(Dataset entries)
————
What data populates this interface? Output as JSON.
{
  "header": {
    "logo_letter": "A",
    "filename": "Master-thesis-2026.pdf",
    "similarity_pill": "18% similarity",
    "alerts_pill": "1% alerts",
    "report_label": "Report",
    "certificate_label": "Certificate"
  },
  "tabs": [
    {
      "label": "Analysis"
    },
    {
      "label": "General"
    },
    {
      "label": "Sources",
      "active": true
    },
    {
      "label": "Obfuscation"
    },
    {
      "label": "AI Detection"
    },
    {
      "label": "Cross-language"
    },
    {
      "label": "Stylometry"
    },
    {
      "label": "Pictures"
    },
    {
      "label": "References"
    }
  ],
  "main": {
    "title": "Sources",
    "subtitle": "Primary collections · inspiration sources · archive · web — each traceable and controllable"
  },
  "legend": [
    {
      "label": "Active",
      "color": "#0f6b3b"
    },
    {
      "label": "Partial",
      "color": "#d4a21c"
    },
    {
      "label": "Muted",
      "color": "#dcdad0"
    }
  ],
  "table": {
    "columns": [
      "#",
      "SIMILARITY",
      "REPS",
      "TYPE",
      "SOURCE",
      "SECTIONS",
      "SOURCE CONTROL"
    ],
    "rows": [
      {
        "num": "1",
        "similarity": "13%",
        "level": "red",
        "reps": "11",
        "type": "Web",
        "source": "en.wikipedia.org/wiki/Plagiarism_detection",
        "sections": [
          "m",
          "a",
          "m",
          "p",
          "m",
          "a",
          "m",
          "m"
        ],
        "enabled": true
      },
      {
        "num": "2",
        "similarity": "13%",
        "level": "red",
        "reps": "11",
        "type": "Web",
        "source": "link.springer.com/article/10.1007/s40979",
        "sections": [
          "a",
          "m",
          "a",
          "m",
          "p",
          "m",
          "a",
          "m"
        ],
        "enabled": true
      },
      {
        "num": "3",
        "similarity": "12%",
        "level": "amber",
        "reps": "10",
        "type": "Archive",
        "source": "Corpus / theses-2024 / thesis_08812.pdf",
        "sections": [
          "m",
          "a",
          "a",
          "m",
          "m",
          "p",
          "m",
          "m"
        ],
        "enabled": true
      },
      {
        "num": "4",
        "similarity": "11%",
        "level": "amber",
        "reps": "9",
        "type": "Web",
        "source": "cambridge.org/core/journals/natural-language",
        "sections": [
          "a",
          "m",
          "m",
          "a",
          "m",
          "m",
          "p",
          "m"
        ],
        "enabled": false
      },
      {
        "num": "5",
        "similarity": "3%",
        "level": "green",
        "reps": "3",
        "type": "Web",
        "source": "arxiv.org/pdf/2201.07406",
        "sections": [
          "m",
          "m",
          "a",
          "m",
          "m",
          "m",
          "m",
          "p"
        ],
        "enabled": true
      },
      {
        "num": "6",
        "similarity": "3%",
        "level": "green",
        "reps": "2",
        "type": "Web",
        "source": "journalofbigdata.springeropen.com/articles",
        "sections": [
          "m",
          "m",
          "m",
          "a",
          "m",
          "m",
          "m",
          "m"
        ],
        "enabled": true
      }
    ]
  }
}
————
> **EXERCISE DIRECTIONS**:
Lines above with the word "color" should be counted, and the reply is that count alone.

> **YOUR RESPONSE**:
3